* [WHAT IS BEING ASKED] Only an exact repetition of every entry counts as the answer.

[Items from an interface collection]

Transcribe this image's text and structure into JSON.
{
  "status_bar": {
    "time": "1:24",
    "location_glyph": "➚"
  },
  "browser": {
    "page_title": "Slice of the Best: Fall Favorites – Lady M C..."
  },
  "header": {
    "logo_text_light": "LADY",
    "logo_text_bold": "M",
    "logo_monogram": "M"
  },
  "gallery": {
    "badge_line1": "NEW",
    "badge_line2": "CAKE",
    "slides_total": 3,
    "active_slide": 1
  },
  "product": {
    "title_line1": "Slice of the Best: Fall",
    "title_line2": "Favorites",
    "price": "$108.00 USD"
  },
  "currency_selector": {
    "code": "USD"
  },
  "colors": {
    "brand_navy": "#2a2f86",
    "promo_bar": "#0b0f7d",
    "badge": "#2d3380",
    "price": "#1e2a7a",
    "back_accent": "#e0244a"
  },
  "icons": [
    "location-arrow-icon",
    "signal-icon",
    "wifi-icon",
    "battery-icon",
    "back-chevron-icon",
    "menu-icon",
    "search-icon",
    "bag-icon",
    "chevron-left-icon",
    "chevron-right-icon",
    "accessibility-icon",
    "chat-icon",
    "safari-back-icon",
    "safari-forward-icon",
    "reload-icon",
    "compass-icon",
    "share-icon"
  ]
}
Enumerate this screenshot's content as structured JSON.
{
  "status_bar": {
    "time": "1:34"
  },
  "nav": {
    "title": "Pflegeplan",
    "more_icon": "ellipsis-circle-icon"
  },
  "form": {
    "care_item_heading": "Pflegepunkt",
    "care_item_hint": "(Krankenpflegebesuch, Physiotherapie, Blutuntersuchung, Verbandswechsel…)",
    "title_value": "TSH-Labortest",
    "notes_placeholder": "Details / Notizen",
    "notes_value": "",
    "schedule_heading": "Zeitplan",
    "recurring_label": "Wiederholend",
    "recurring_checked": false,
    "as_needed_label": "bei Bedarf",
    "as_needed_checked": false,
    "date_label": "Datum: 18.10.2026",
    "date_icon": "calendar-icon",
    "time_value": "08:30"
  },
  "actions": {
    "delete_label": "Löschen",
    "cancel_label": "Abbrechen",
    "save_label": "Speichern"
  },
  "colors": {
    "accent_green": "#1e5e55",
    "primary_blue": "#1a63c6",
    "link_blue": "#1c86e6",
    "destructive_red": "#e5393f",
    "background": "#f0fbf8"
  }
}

* [RESPONSE AREA]
Transcribe this image's text and structure into JSON.
{
  "status_bar": {
    "time": "1:24",
    "location_glyph": "➚"
  },
  "browser": {
    "page_title": "Slice of the Best: Fall Favorites – Lady M C..."
  },
  "header": {
    "logo_text_light": "LADY",
    "logo_text_bold": "M",
    "logo_monogram": "M"
  },
  "gallery": {
    "badge_line1": "NEW",
    "badge_line2": "CAKE",
    "slides_total": 3,
    "active_slide": 1
  },
  "product": {
    "title_line1": "Slice of the Best: Fall",
    "title_line2": "Favorites",
    "price": "$108.00 USD"
  },
  "currency_selector": {
    "code": "USD"
  },
  "colors": {
    "brand_navy": "#2a2f86",
    "promo_bar": "#0b0f7d",
    "badge": "#2d3380",
    "price": "#1e2a7a",
    "back_accent": "#e0244a"
  },
  "icons": [
    "location-arrow-icon",
    "signal-icon",
    "wifi-icon",
    "battery-icon",
    "back-chevron-icon",
    "menu-icon",
    "search-icon",
    "bag-icon",
    "chevron-left-icon",
    "chevron-right-icon",
    "accessibility-icon",
    "chat-icon",
    "safari-back-icon",
    "safari-forward-icon",
    "reload-icon",
    "compass-icon",
    "share-icon"
  ]
}
Enumerate this screenshot's content as structured JSON.
{
  "status_bar": {
    "time": "1:34"
  },
  "nav": {
    "title": "Pflegeplan",
    "more_icon": "ellipsis-circle-icon"
  },
  "form": {
    "care_item_heading": "Pflegepunkt",
    "care_item_hint": "(Krankenpflegebesuch, Physiotherapie, Blutuntersuchung, Verbandswechsel…)",
    "title_value": "TSH-Labortest",
    "notes_placeholder": "Details / Notizen",
    "notes_value": "",
    "schedule_heading": "Zeitplan",
    "recurring_label": "Wiederholend",
    "recurring_checked": false,
    "as_needed_label": "bei Bedarf",
    "as_needed_checked": false,
    "date_label": "Datum: 18.10.2026",
    "date_icon": "calendar-icon",
    "time_value": "08:30"
  },
  "actions": {
    "delete_label": "Löschen",
    "cancel_label": "Abbrechen",
    "save_label": "Speichern"
  },
  "colors": {
    "accent_green": "#1e5e55",
    "primary_blue": "#1a63c6",
    "link_blue": "#1c86e6",
    "destructive_red": "#e5393f",
    "background": "#f0fbf8"
  }
}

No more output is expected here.